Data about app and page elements
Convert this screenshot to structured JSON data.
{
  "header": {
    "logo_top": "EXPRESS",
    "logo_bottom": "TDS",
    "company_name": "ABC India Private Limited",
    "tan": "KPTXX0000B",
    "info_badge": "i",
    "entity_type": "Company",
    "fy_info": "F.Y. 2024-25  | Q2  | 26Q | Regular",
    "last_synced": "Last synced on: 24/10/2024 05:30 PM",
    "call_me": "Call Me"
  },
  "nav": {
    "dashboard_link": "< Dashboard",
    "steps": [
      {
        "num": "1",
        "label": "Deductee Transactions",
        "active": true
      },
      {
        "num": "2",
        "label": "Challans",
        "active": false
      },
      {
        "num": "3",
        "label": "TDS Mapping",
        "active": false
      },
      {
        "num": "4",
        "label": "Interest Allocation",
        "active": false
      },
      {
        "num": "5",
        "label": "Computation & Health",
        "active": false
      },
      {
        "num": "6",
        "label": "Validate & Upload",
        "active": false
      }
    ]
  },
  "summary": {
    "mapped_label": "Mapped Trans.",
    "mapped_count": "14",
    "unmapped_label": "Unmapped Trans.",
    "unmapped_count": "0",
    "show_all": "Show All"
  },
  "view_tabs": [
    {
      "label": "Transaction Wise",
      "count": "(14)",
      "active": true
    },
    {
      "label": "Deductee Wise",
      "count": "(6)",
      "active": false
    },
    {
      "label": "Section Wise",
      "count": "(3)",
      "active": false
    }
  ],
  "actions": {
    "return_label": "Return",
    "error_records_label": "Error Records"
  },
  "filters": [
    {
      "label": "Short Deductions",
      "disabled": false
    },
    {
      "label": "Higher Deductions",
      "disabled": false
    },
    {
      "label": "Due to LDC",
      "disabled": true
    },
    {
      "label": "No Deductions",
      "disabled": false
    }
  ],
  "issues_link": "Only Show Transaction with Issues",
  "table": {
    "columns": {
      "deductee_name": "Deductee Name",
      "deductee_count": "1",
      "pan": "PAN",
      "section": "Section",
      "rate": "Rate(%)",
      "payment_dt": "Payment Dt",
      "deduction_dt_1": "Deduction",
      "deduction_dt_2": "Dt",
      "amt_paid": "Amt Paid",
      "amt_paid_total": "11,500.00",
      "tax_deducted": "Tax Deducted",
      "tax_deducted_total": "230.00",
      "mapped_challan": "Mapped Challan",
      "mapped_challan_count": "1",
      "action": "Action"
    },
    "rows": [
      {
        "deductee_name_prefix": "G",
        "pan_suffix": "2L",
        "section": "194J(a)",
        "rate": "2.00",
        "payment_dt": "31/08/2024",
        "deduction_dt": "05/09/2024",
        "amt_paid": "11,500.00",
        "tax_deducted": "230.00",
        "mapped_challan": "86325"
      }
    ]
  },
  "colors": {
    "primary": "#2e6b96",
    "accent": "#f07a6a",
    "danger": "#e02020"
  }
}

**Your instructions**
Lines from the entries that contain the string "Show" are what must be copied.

**Response to the task**
    "show_all": "Show All"
  "issues_link": "Only Show Transaction with Issues",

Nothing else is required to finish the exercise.